One tablespoon lemon juice
One tablespoon water
Mix sugar, butter and lemon peel. Beat in lemon juice and water. If necessary, add more water, one teaspoon at a time, until of spreading consistency.
Four cups chopped zucchini
Two cups chopped onion
One cup chopped green bell pepper
One cup chopped red bell pepper
One-fourth cup pickling salt
Three-and-one-half cups sugar
Two cups cider vinegar
Four teaspoons celery seed
Two teaspoons mustard seed
Combine zucchini and peppers. Sprinkle with the salt and cover with cold water. Let stand for two hours. Drain and press out liquid from vegetables. Combine remaining ingredients in a granite or stainless steel kettle and bring to a boil. Add vegetables and simmer 10 minutes. Pour hot into hot sterilized jars and seal. Leave one-fourth-inch headroom.
One-and-one-half cups all-purpose flour
One-and-one-half tablespoons unsweetened cocoa powder
One-half teaspoon baking soda
One-fourth teaspoon baking powder
One-half teaspoon cinnamon
One-fourth cup vegetable shortening
One-fourth cup vegetable oil
Three-fourths cup sugar
One-fourth cup sour cream
One-half teaspoon vanilla
One cup zucchini, grated
Three-fourths cup mini chocolate chips
One-third cup finely chopped walnuts
Combine dry ingredients in a large bowl. In another large bowl, beat shortening, oil, sugar and egg on a low speed until smooth. Beat in sour cream and vanilla, then flour mixture. Beat for two minutes. Fold in zucchini and chocolate chips. Spread in a greased and floured 13 x 9 x 2-inch baking pan. Sprinkle nuts on top. Bake in preheated 325-degree oven for 30-35 minutes or until a toothpick inserted in center comes out clean. Cool in the pan. Cut into bars.
ZUCCHINI SPICE CAKE
Two cups all-purpose flour
Two cups finely chopped zucchini

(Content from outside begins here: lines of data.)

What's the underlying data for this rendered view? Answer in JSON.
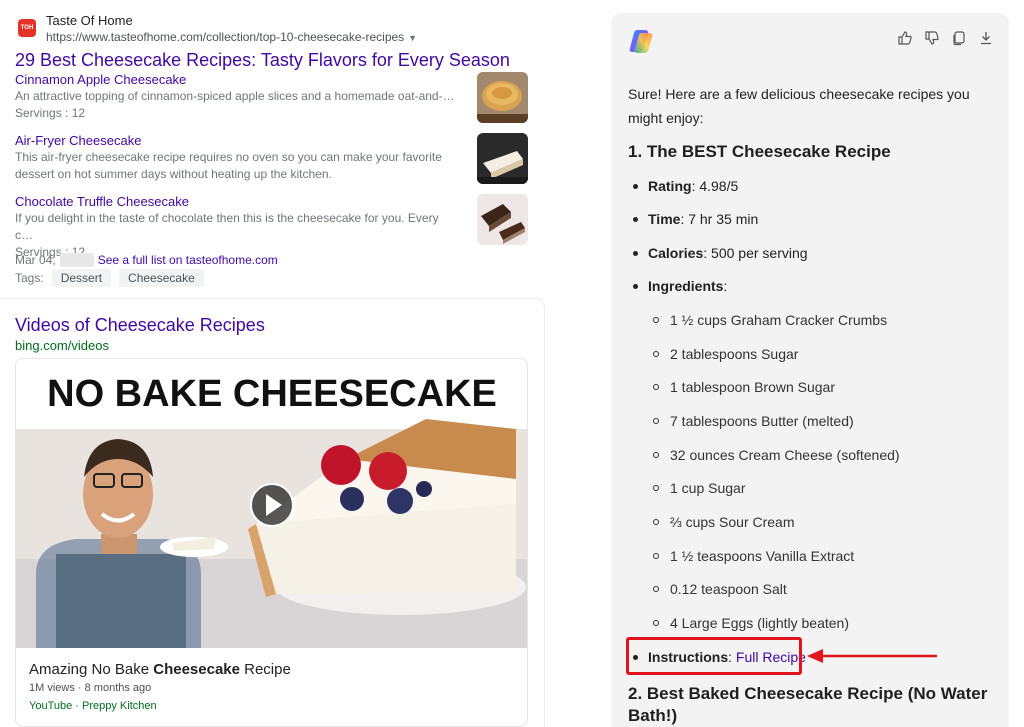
{
  "search_result": {
    "site_name": "Taste Of Home",
    "site_url": "https://www.tasteofhome.com/collection/top-10-cheesecake-recipes",
    "title": "29 Best Cheesecake Recipes: Tasty Flavors for Every Season",
    "items": [
      {
        "title": "Cinnamon Apple Cheesecake",
        "desc": "An attractive topping of cinnamon-spiced apple slices and a homemade oat-and-…",
        "servings": "Servings : 12"
      },
      {
        "title": "Air-Fryer Cheesecake",
        "desc": "This air-fryer cheesecake recipe requires no oven so you can make your favorite dessert on hot summer days without heating up the kitchen.",
        "servings": ""
      },
      {
        "title": "Chocolate Truffle Cheesecake",
        "desc": "If you delight in the taste of chocolate then this is the cheesecake for you. Every c…",
        "servings": "Servings : 12"
      }
    ],
    "date": "Mar 04,",
    "full_list_link": "See a full list on tasteofhome.com",
    "tags_label": "Tags:",
    "tags": [
      "Dessert",
      "Cheesecake"
    ]
  },
  "videos": {
    "title": "Videos of Cheesecake Recipes",
    "source": "bing.com/videos",
    "thumb_caption": "NO BAKE CHEESECAKE",
    "video_title_prefix": "Amazing No Bake ",
    "video_title_bold": "Cheesecake",
    "video_title_suffix": " Recipe",
    "views": "1M views · 8 months ago",
    "channel": "YouTube · Preppy Kitchen"
  },
  "copilot": {
    "toolbar_icons": [
      "thumbs-up-icon",
      "thumbs-down-icon",
      "copy-icon",
      "download-icon"
    ],
    "intro": "Sure! Here are a few delicious cheesecake recipes you might enjoy:",
    "recipe1_title": "1. The BEST Cheesecake Recipe",
    "rating_label": "Rating",
    "rating_value": ": 4.98/5",
    "time_label": "Time",
    "time_value": ": 7 hr 35 min",
    "calories_label": "Calories",
    "calories_value": ": 500 per serving",
    "ingredients_label": "Ingredients",
    "ingredients_suffix": ":",
    "ingredients": [
      "1 ½ cups Graham Cracker Crumbs",
      "2 tablespoons Sugar",
      "1 tablespoon Brown Sugar",
      "7 tablespoons Butter (melted)",
      "32 ounces Cream Cheese (softened)",
      "1 cup Sugar",
      "⅔ cups Sour Cream",
      "1 ½ teaspoons Vanilla Extract",
      "0.12 teaspoon Salt",
      "4 Large Eggs (lightly beaten)"
    ],
    "instructions_label": "Instructions",
    "instructions_sep": ": ",
    "instructions_link": "Full Recipe",
    "recipe2_title": "2. Best Baked Cheesecake Recipe (No Water Bath!)"
  },
  "colors": {
    "link": "#4007a2",
    "source_green": "#006d21",
    "highlight_red": "#e3141d",
    "panel_bg": "#f3f3f3"
  }
}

One-and-one-fourth cups sugar
One cup chopped nuts
One-half cup vegetable oil
One-third cup water
One-and-one-fourth teaspoons baking soda
One teaspoon salt
One teaspoon cinnamon
One teaspoon ground cloves
One teaspoon nutmeg
One teaspoon vanilla
Combine all ingredients and beat at low speed in mixer, scraping bowl constantly, until blended, about one minute. Beat at medium speed two minutes, scraping bowl occasionally. Pour into greased and floured 13x9x2-inch pan and bake in preheated 350-degree oven for 45-50 minutes, or until toothpick inserted in center comes out clean. Cool, then frost with Cream Cheese Frosting.
CREAM CHEESE FROSTING
One (eight-oz.) package cream cheese
One tablespoon milk
One teaspoon vanilla
Four cups sifted confectioners' sugar
Beat cream cheese, milk, and vanilla until smooth. Gradually beat in powdered sugar, one cup at a time, beating until smooth and of spreading consistency. Refrigerate cake after frosting.
NOTE: Lemon flavoring is good in this also, especially with a spice cake.
Patty Christopher is a longtime columnist for The Parkersburg News & Sentinel.